Here is the listing. Report each line in it that contains the string "Results".

*** Block opens ***

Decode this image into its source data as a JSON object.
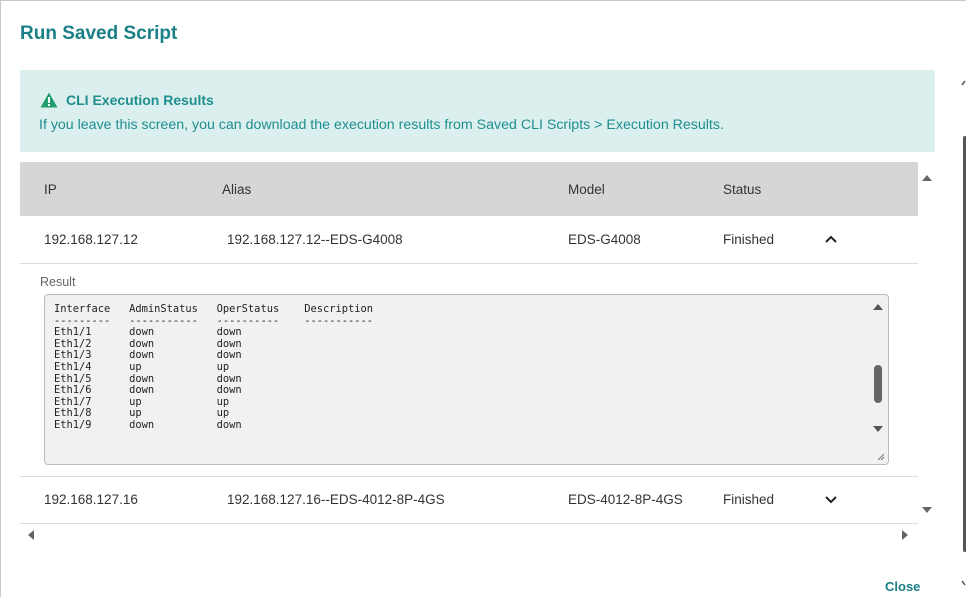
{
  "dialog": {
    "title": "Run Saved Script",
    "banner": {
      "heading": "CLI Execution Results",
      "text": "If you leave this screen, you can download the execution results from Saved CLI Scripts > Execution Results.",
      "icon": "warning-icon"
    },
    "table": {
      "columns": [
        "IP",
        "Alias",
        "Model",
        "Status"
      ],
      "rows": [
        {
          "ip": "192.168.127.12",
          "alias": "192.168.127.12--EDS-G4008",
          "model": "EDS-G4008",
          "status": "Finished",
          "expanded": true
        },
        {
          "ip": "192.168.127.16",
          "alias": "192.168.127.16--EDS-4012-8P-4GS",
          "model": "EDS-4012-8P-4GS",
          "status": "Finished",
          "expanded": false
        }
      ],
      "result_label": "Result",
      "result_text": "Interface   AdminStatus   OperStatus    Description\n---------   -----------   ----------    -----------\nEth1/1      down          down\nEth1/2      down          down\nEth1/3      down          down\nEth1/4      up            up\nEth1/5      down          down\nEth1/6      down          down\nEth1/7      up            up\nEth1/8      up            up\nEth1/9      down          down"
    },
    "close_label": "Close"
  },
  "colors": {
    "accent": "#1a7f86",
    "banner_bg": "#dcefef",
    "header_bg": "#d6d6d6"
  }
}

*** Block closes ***
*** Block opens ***

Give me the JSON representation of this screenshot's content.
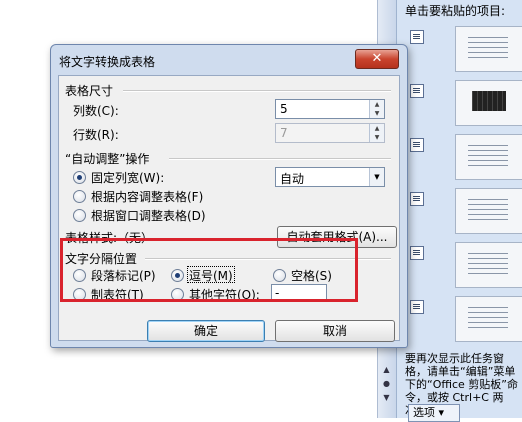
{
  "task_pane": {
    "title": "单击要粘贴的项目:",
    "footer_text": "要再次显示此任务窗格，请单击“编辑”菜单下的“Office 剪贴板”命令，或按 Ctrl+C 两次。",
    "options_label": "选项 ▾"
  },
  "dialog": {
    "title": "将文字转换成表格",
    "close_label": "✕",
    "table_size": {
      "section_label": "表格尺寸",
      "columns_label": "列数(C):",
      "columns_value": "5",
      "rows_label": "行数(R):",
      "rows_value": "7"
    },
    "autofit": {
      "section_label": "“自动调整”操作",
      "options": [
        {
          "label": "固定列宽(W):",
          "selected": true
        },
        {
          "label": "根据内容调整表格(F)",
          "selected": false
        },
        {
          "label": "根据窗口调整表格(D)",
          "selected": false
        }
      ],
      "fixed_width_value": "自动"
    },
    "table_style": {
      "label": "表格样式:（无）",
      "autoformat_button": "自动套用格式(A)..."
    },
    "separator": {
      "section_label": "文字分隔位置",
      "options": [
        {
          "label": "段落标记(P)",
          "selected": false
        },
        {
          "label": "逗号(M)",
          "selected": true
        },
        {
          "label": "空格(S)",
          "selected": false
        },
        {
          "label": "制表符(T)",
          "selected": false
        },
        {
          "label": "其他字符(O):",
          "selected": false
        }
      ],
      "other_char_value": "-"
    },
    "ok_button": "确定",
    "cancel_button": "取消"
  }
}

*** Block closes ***

TASK OUTPUT =>
      "heading": "CLI Execution Results",
      "text": "If you leave this screen, you can download the execution results from Saved CLI Scripts > Execution Results.",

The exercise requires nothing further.